**ABOUT THIS TASK**
What is needed here is every line of the records that includes "JSON".

App and web page records:

▼

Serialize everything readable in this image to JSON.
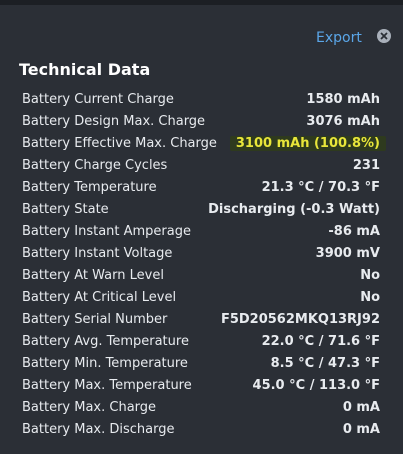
{
  "header": {
    "export_label": "Export",
    "close_icon": "close-icon",
    "title": "Technical Data"
  },
  "colors": {
    "background": "#2b2f36",
    "link": "#5aa6e8",
    "highlight": "#e8e63a"
  },
  "rows": [
    {
      "label": "Battery Current Charge",
      "value": "1580 mAh"
    },
    {
      "label": "Battery Design Max. Charge",
      "value": "3076 mAh"
    },
    {
      "label": "Battery Effective Max. Charge",
      "value": "3100 mAh (100.8%)"
    },
    {
      "label": "Battery Charge Cycles",
      "value": "231"
    },
    {
      "label": "Battery Temperature",
      "value": "21.3 °C / 70.3 °F"
    },
    {
      "label": "Battery State",
      "value": "Discharging (-0.3 Watt)"
    },
    {
      "label": "Battery Instant Amperage",
      "value": "-86 mA"
    },
    {
      "label": "Battery Instant Voltage",
      "value": "3900 mV"
    },
    {
      "label": "Battery At Warn Level",
      "value": "No"
    },
    {
      "label": "Battery At Critical Level",
      "value": "No"
    },
    {
      "label": "Battery Serial Number",
      "value": "F5D20562MKQ13RJ92"
    },
    {
      "label": "Battery Avg. Temperature",
      "value": "22.0 °C / 71.6 °F"
    },
    {
      "label": "Battery Min. Temperature",
      "value": "8.5 °C / 47.3 °F"
    },
    {
      "label": "Battery Max. Temperature",
      "value": "45.0 °C / 113.0 °F"
    },
    {
      "label": "Battery Max. Charge",
      "value": "0 mA"
    },
    {
      "label": "Battery Max. Discharge",
      "value": "0 mA"
    }
  ]
}
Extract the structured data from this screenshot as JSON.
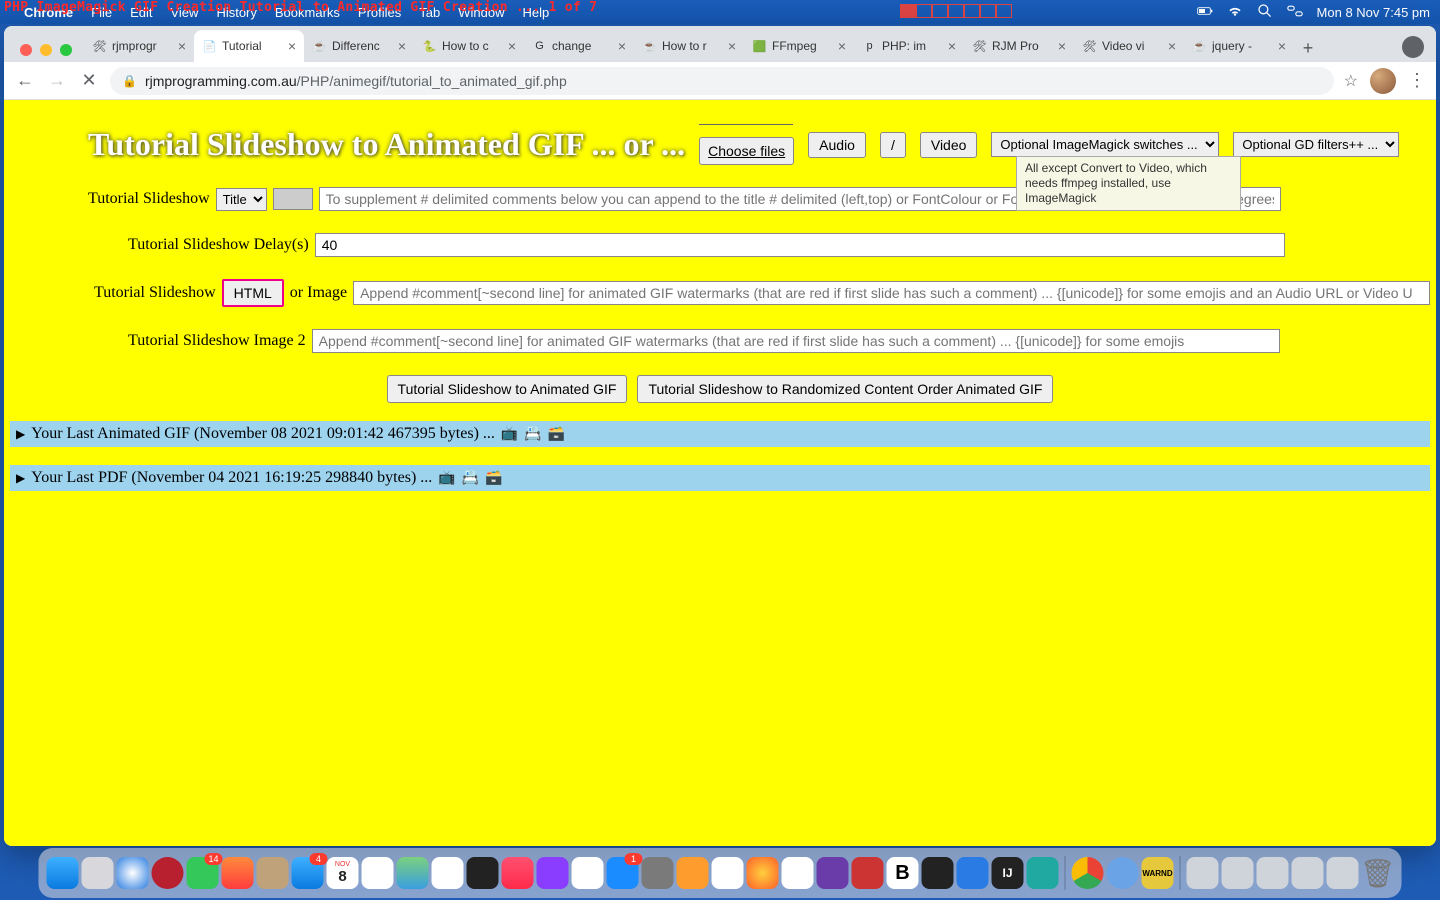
{
  "menubar": {
    "overlay_text": "PHP ImageMagick GIF Creation Tutorial to Animated GIF Creation ... 1 of 7",
    "app": "Chrome",
    "items": [
      "File",
      "Edit",
      "View",
      "History",
      "Bookmarks",
      "Profiles",
      "Tab",
      "Window",
      "Help"
    ],
    "datetime": "Mon 8 Nov  7:45 pm"
  },
  "tabs": [
    {
      "title": "rjmprogr",
      "active": false,
      "fav": "🛠"
    },
    {
      "title": "Tutorial",
      "active": true,
      "fav": "📄"
    },
    {
      "title": "Differenc",
      "active": false,
      "fav": "☕"
    },
    {
      "title": "How to c",
      "active": false,
      "fav": "🐍"
    },
    {
      "title": "change",
      "active": false,
      "fav": "G"
    },
    {
      "title": "How to r",
      "active": false,
      "fav": "☕"
    },
    {
      "title": "FFmpeg",
      "active": false,
      "fav": "🟩"
    },
    {
      "title": "PHP: im",
      "active": false,
      "fav": "p"
    },
    {
      "title": "RJM Pro",
      "active": false,
      "fav": "🛠"
    },
    {
      "title": "Video vi",
      "active": false,
      "fav": "🛠"
    },
    {
      "title": "jquery -",
      "active": false,
      "fav": "☕"
    }
  ],
  "omnibox": {
    "domain": "rjmprogramming.com.au",
    "path": "/PHP/animegif/tutorial_to_animated_gif.php"
  },
  "page": {
    "heading": "Tutorial Slideshow to Animated GIF ... or ...",
    "choose_files": "Choose files",
    "audio_btn": "Audio",
    "slash_btn": "/",
    "video_btn": "Video",
    "select_im": "Optional ImageMagick switches ... ",
    "select_gd": "Optional GD filters++ ... ",
    "tooltip": "All except Convert to Video, which needs ffmpeg installed, use ImageMagick",
    "row1_label": "Tutorial Slideshow",
    "title_select": "Title",
    "row1_placeholder": "To supplement # delimited comments below you can append to the title # delimited (left,top) or FontColour or Font_name or FontSize_px or AngleDegrees[,Opacity] conf",
    "row2_label": "Tutorial Slideshow Delay(s)",
    "row2_value": "40",
    "row3_label": "Tutorial Slideshow",
    "html_btn": "HTML",
    "row3_or": " or Image",
    "row3_placeholder": "Append #comment[~second line] for animated GIF watermarks (that are red if first slide has such a comment) ... {[unicode]} for some emojis and an Audio URL or Video U",
    "row4_label": "Tutorial Slideshow Image 2",
    "row4_placeholder": "Append #comment[~second line] for animated GIF watermarks (that are red if first slide has such a comment) ... {[unicode]} for some emojis",
    "submit1": "Tutorial Slideshow to Animated GIF",
    "submit2": "Tutorial Slideshow to Randomized Content Order Animated GIF",
    "details1": "Your Last Animated GIF (November 08 2021 09:01:42 467395 bytes) ...",
    "details2": "Your Last PDF (November 04 2021 16:19:25 298840 bytes) ..."
  },
  "dock_badges": {
    "messages": "14",
    "mail": "4",
    "cal_day": "8",
    "cal_month": "NOV",
    "appstore": "1"
  }
}
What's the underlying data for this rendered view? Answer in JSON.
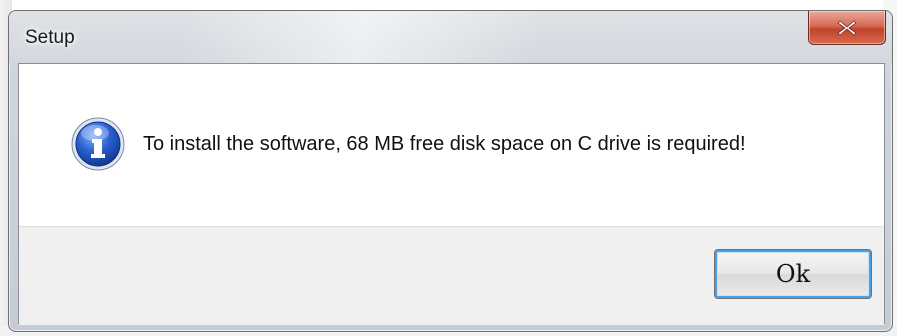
{
  "window": {
    "title": "Setup"
  },
  "dialog": {
    "message": "To install the software, 68 MB free disk space on C drive is required!",
    "icon": "info-icon",
    "ok_label": "Ok"
  },
  "colors": {
    "close_button": "#c1432b",
    "info_icon": "#1f4fbf",
    "ok_focus_ring": "#4aa0e6"
  }
}
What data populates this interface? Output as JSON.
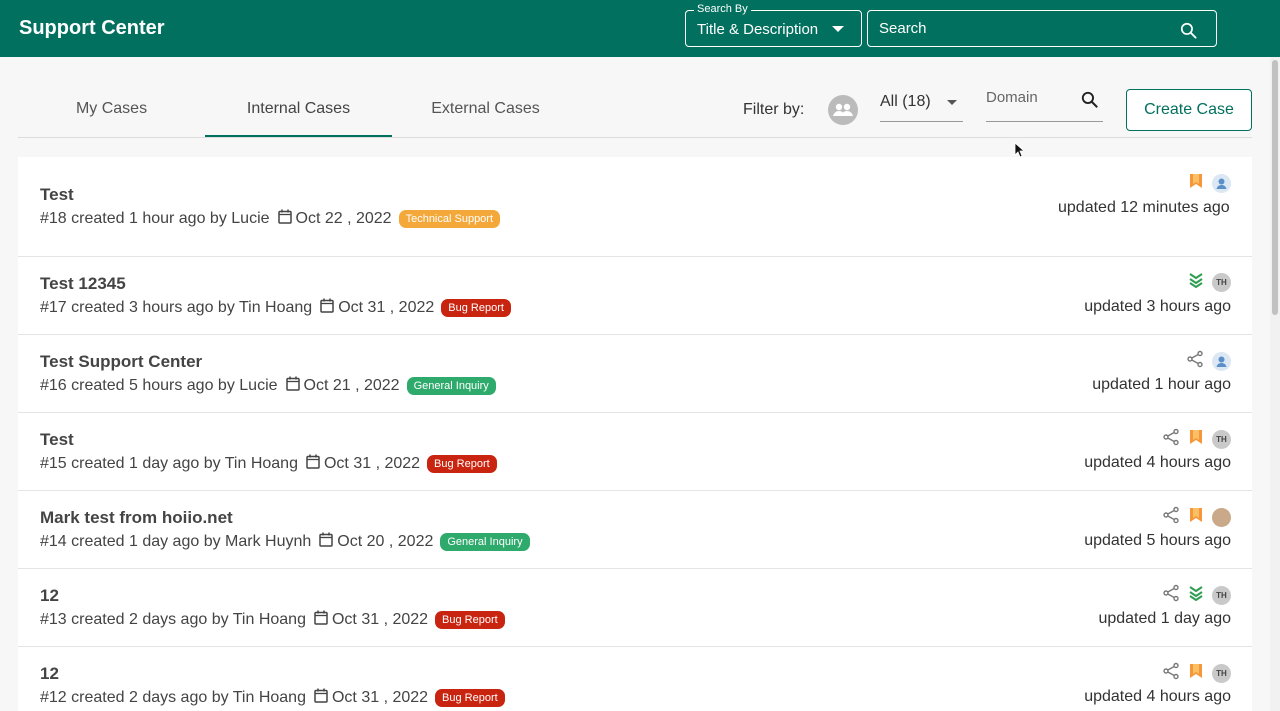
{
  "header": {
    "brand": "Support Center",
    "search_by_label": "Search By",
    "search_by_value": "Title & Description",
    "search_placeholder": "Search"
  },
  "tabs": [
    {
      "label": "My Cases",
      "active": false
    },
    {
      "label": "Internal Cases",
      "active": true
    },
    {
      "label": "External Cases",
      "active": false
    }
  ],
  "filter": {
    "label": "Filter by:",
    "selected": "All (18)",
    "domain_placeholder": "Domain"
  },
  "create_button": "Create Case",
  "colors": {
    "brand": "#02705e",
    "technical_support": "#f4a83a",
    "bug_report": "#c8240f",
    "general_inquiry": "#2eaa6c",
    "bookmark": "#f5973a",
    "chevrons": "#2e9e52"
  },
  "cases": [
    {
      "title": "Test",
      "number": "#18",
      "created": "created 1 hour ago by Lucie",
      "date": "Oct 22 , 2022",
      "category": "Technical Support",
      "category_color": "#f4a83a",
      "updated": "updated 12 minutes ago",
      "icons": [
        "bookmark-icon",
        "user-avatar"
      ]
    },
    {
      "title": "Test 12345",
      "number": "#17",
      "created": "created 3 hours ago by Tin Hoang",
      "date": "Oct 31 , 2022",
      "category": "Bug Report",
      "category_color": "#c8240f",
      "updated": "updated 3 hours ago",
      "icons": [
        "priority-low-icon",
        "TH"
      ]
    },
    {
      "title": "Test Support Center",
      "number": "#16",
      "created": "created 5 hours ago by Lucie",
      "date": "Oct 21 , 2022",
      "category": "General Inquiry",
      "category_color": "#2eaa6c",
      "updated": "updated 1 hour ago",
      "icons": [
        "share-icon",
        "user-avatar"
      ]
    },
    {
      "title": "Test",
      "number": "#15",
      "created": "created 1 day ago by Tin Hoang",
      "date": "Oct 31 , 2022",
      "category": "Bug Report",
      "category_color": "#c8240f",
      "updated": "updated 4 hours ago",
      "icons": [
        "share-icon",
        "bookmark-icon",
        "TH"
      ]
    },
    {
      "title": "Mark test from hoiio.net",
      "number": "#14",
      "created": "created 1 day ago by Mark Huynh",
      "date": "Oct 20 , 2022",
      "category": "General Inquiry",
      "category_color": "#2eaa6c",
      "updated": "updated 5 hours ago",
      "icons": [
        "share-icon",
        "bookmark-icon",
        "photo-avatar"
      ]
    },
    {
      "title": "12",
      "number": "#13",
      "created": "created 2 days ago by Tin Hoang",
      "date": "Oct 31 , 2022",
      "category": "Bug Report",
      "category_color": "#c8240f",
      "updated": "updated 1 day ago",
      "icons": [
        "share-icon",
        "priority-low-icon",
        "TH"
      ]
    },
    {
      "title": "12",
      "number": "#12",
      "created": "created 2 days ago by Tin Hoang",
      "date": "Oct 31 , 2022",
      "category": "Bug Report",
      "category_color": "#c8240f",
      "updated": "updated 4 hours ago",
      "icons": [
        "share-icon",
        "bookmark-icon",
        "TH"
      ]
    }
  ]
}
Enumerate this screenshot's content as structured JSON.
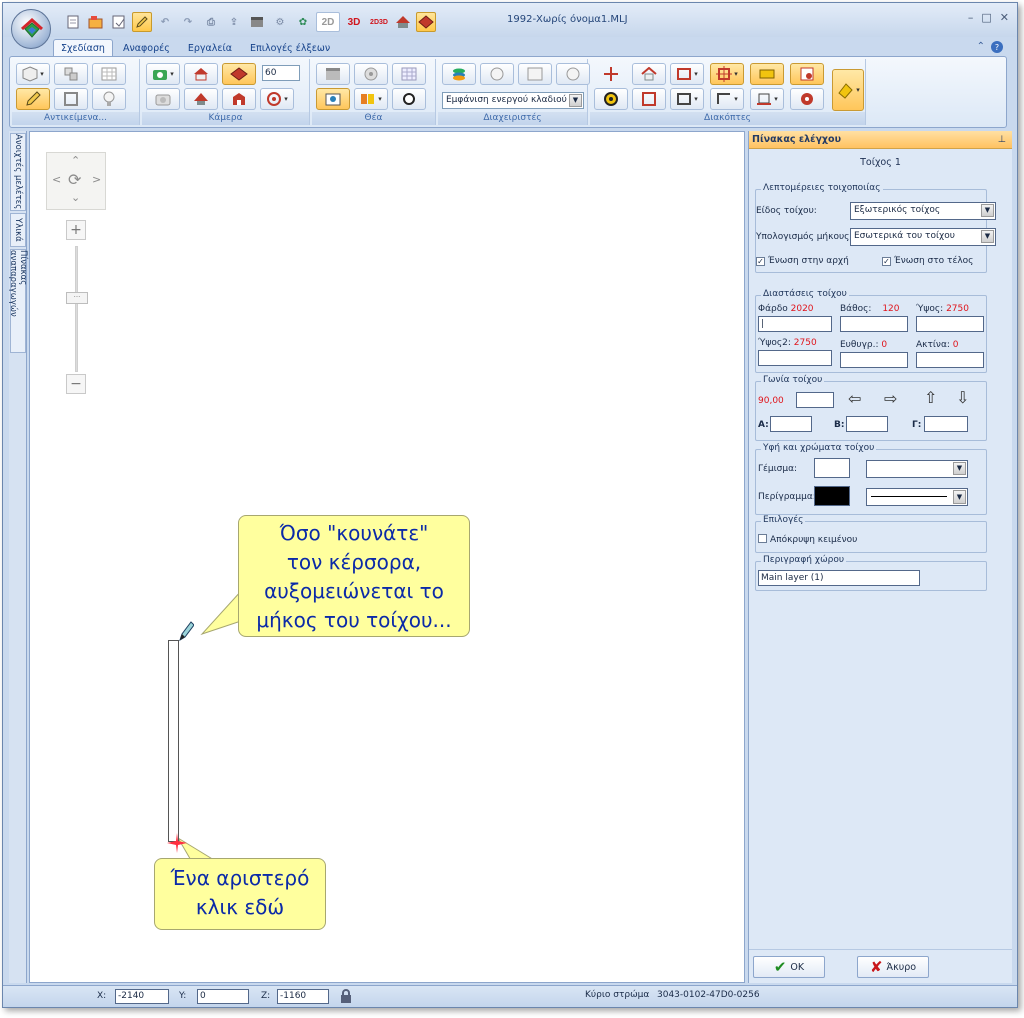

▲

**RESPONSE BOX**
Serialize everything readable in this image to JSON.
Extract the structured data from this screenshot as JSON.
What's the underlying data for this rendered view? Answer in JSON.
What data populates this interface? Output as JSON.
Enumerate this screenshot's content as structured JSON.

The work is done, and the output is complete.